With millions of music, movie and game discs given as gifts this holiday season, there is a 1 out of 2 chance that those discs -- or many of those already in collections -- will get scratched before 2003 is over, according to a survey conducted by Digital Innovations®, maker of the SkipDoctor® disc repair device.
"What's surprising is that most people don't know they can save their discs," said John Hanak, Digital Innovations' CEO. "In fact, 6 out of 10 people we talked to didn't even know scratched discs can be repaired."
70% of families surveyed also reported having found at least one scratched disc in their collections. With billions of dollars invested in disc-based media, most American households risk losing hundreds of dollars in CDs, DVDs or game discs that get scratched and rendered unusable.
The survey also identified the most common ways discs get damaged and, as such, suggests ways to save music, movie and game collections:
* Keep discs in sturdy protective coverings, and in safe, scratch-free environments. This may seem obvious, but many respondents reported finding discs under sofas, on the bottom of toy boxes, or in stacks around the house.
* Avoid the "Frisbee method" of handling discs. Interestingly, the most common use for discs, after listening to them, was to slide them across hard, scratchy floors.
* Always use clean hands when handling discs, and only handle by the edges or center hole. A variety of respondents reported food or drink stains on discs, which are not conducive to play.
* Discs should not substitute teething rings, chew toys or the sustenance offered by the five major food groups. "Teeth marks" were one of the most common ways discs get damaged, while use as beverage coasters was also prevalent.
The conclusion of the survey is that no matter what you do, odds are that a favorite music, movie, game or computer data disc will get scratched this year. A great way to prepare for that inevitability is to own a SkipDoctor CD, DVD or Game repair device; it's the only patented, easy, proven device that fixes scratched discs. Over 2 million have already been sold worldwide.

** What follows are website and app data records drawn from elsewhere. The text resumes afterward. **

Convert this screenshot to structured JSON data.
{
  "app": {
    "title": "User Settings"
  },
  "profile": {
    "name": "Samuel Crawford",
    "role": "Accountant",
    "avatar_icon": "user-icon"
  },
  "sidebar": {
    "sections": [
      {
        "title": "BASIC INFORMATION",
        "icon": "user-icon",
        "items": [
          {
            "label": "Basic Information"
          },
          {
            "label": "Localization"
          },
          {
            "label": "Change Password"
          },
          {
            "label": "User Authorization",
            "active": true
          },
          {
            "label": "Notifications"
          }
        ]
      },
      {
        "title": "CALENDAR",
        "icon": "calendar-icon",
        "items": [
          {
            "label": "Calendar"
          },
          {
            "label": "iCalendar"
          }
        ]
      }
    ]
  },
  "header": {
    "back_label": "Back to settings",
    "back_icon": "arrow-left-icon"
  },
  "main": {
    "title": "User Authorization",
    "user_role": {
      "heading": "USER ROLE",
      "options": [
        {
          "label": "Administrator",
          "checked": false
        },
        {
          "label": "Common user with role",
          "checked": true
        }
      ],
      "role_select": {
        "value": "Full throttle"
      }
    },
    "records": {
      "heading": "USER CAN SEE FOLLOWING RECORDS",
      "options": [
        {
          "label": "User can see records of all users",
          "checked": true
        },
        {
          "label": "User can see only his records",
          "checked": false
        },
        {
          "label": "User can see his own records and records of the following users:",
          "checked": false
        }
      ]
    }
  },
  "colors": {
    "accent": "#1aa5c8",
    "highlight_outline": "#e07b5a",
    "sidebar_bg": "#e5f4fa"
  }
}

"We've just scratched the surface of households likely to need the SkipDoctor in 2003," explained Hanak.